Prolonged period of low interests rates will create significant future challenges to the strength of pension schemes, according to the European Insurance and Occupational Pensions Authority (EIOPA).
Based on the results of its stress test, defined benefit (DB) and hybrid schemes appeared to be vulnerable to a sudden drop in interest rates, an increase in inflation, and to a severe drop in asset prices.
However, comparing with these scenarios, the schemes demonstrated relative resilience to a permanent decrease of 20% in mortality rates.
The test also found defined contribution (DC) plans were sensitive to the current low interest rate environment, resulting in lower returns on assets in the accumulation phase.
EIOPA said for these schemes, pension levels strongly depended on the time which plan members have before retirement.

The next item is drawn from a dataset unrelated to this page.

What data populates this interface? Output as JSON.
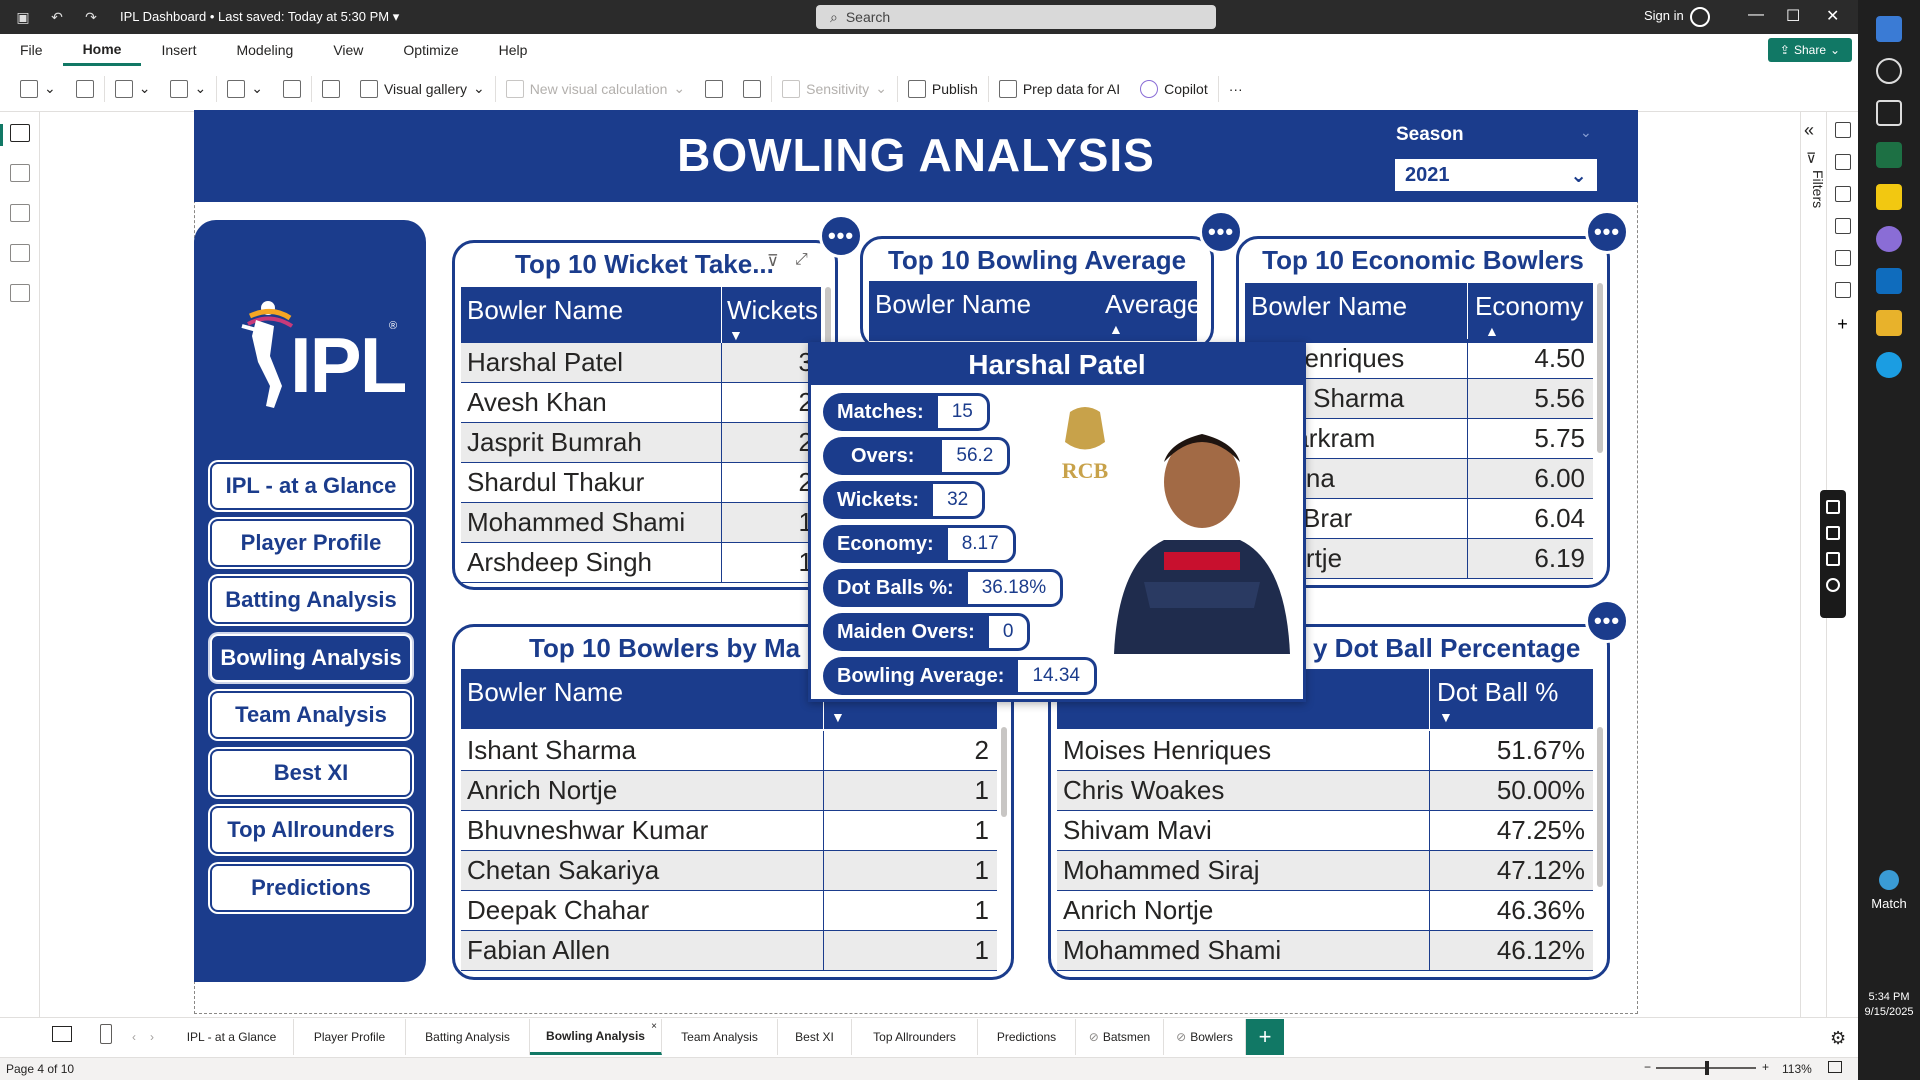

Eldest members have the highest pension wealth and the least time to recover from price falls of assets, while the youngest are most heavily impacted by long-term low return on assets, according to the watchdog.
Gabriel Bernardino, chairman of EIOPA, said: "While pension plan liabilities have a very long-term nature, it is important that supervisory regimes are prepared to deal with these stresses in a transparent way, be it through appropriate recovery periods, the role of pension protection schemes, increased sponsor's contributions and/or benefit adjustment mechanisms.

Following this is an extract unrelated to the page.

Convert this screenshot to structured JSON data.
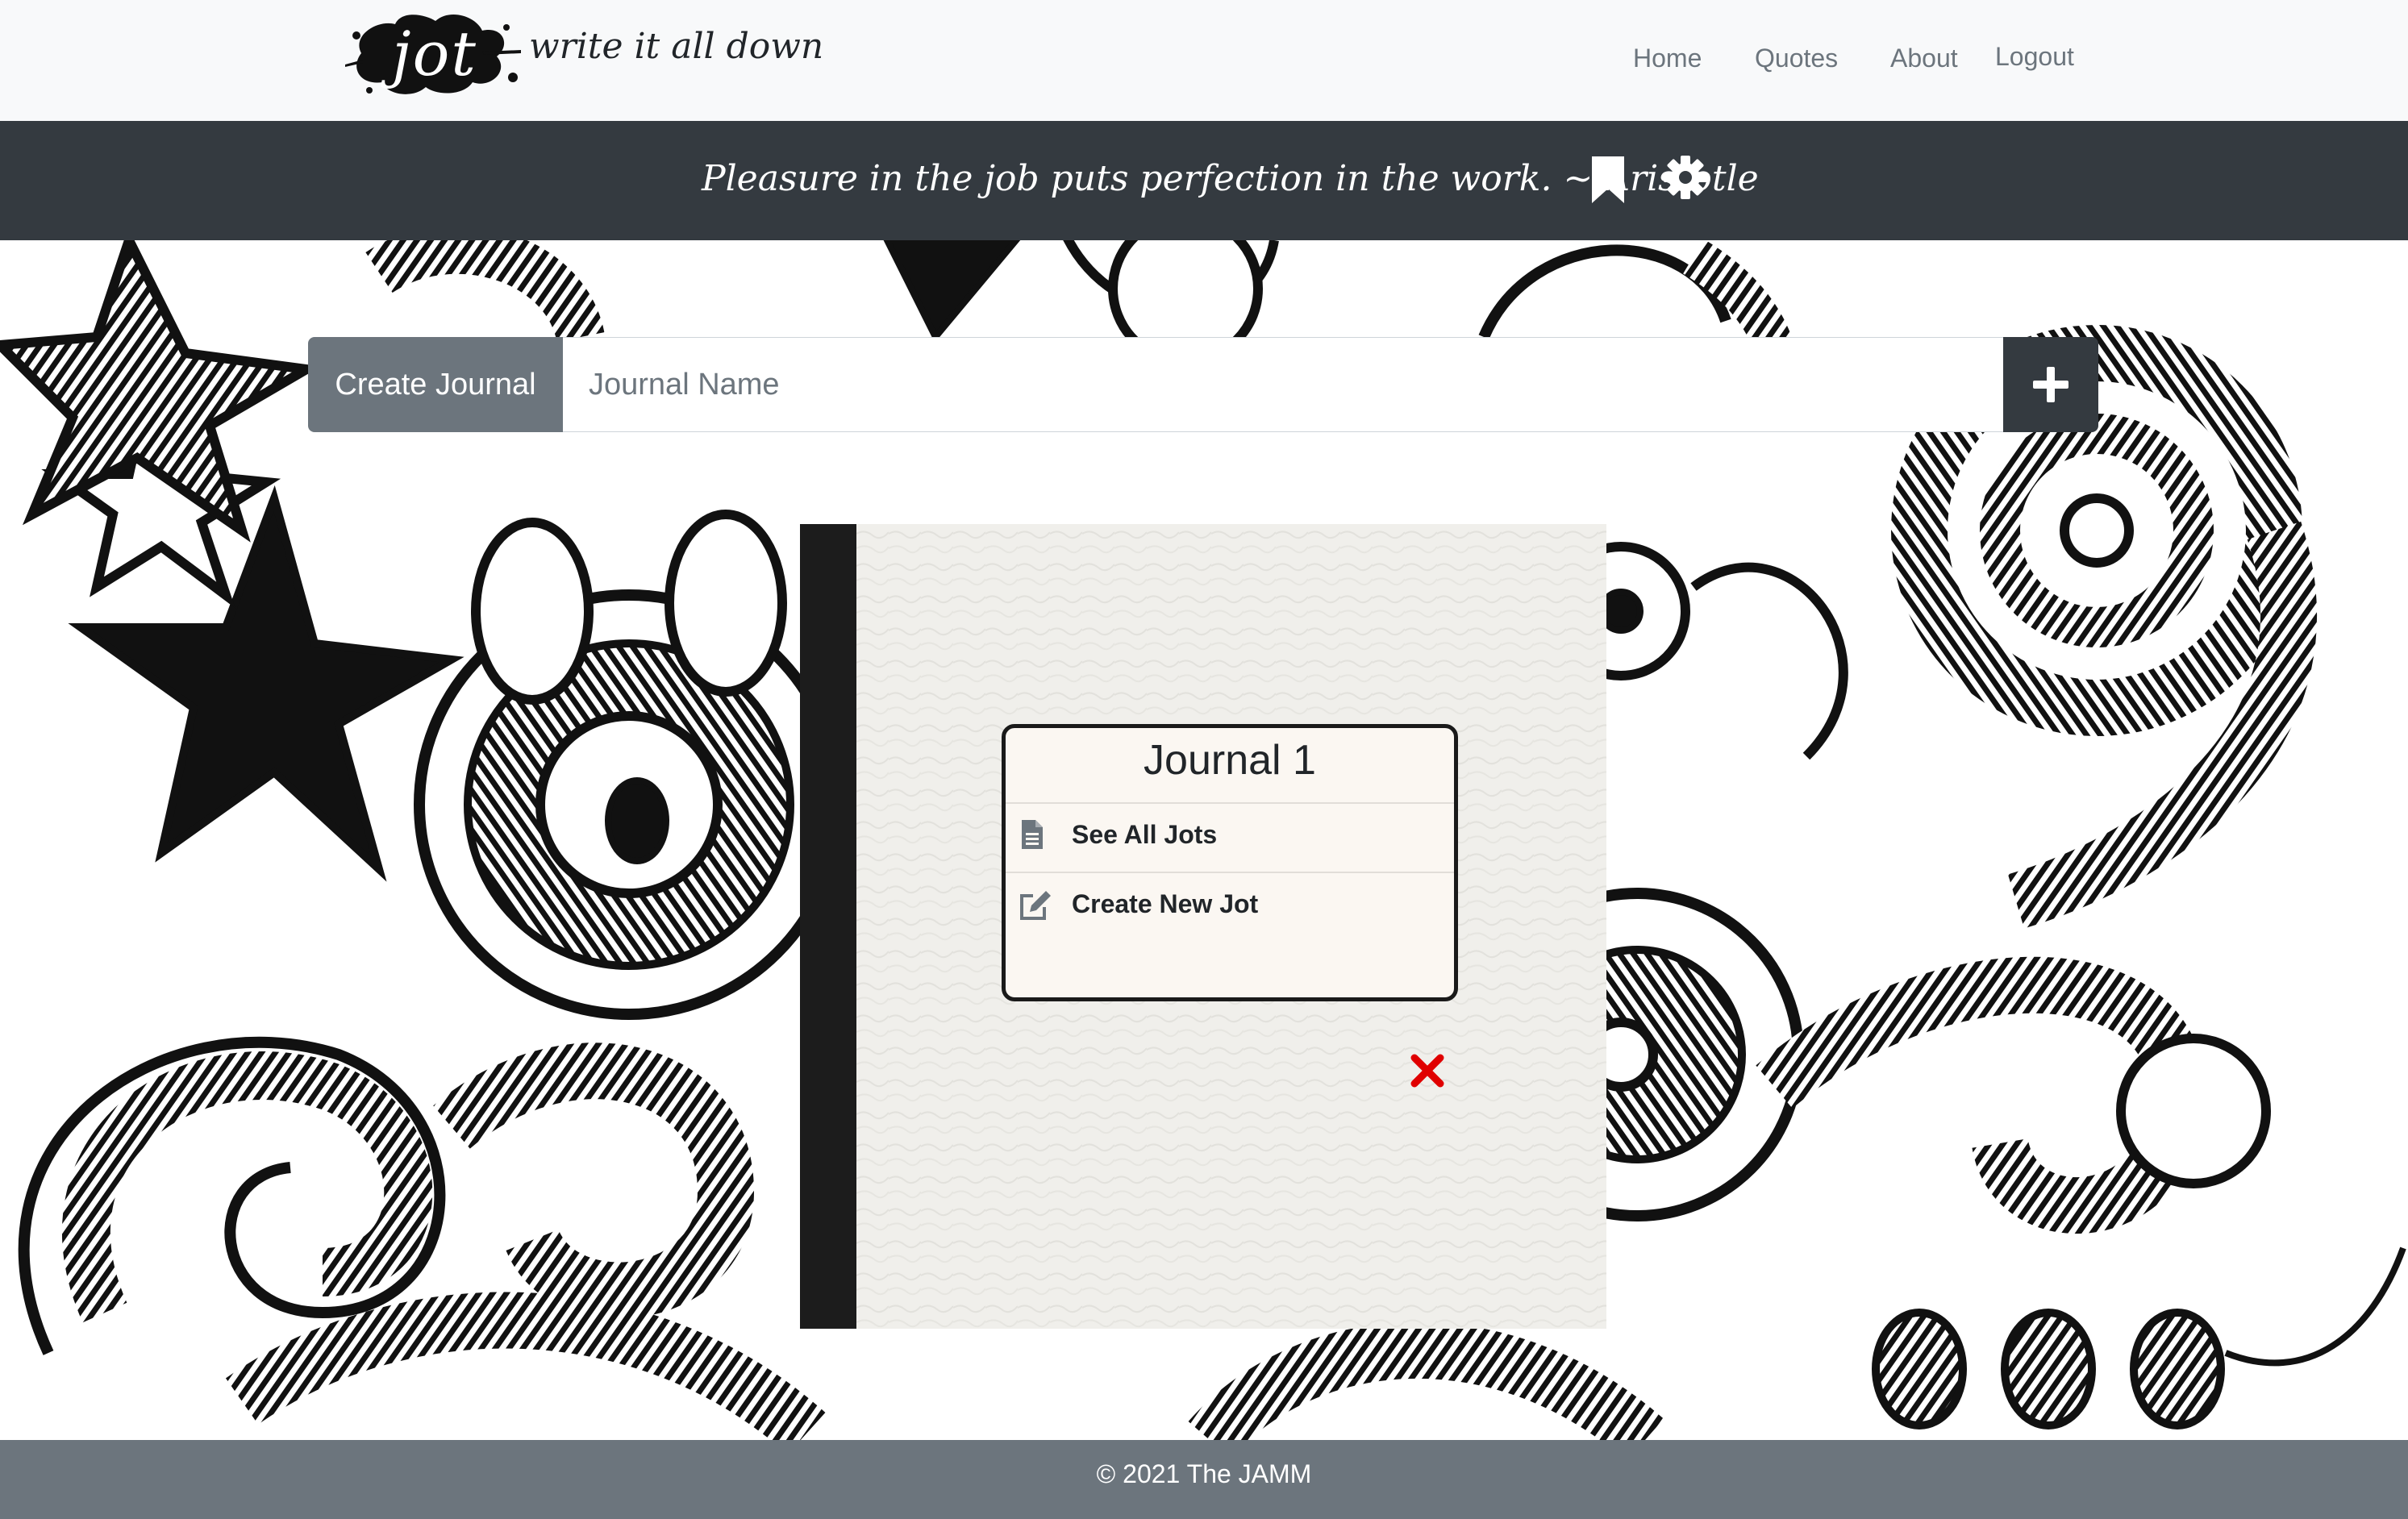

"Further work needs to be done to analyse how prolonged adverse market conditions will affect the sponsors' behaviour and the possible consequences for financial stability and the real economy."
The aim of EIOPA's stress test was to access the resilience of DB and hybrid schemes against adverse market scenarios and increased life expectancy and to identify potential vulnerabilities of DC schemes.
The exercise was conducted in 17 countries with pension assets worth more than €500m (£361m), covering at least 50% of their national market.
The member states include Austria, Belgium, Cyprus, Germany, Denmark, Iceland, Ireland, Italy, Luxembourg, the Netherlands, Norway, Portugal, Slovakia, Slovenia, Spain, Sweden and the UK.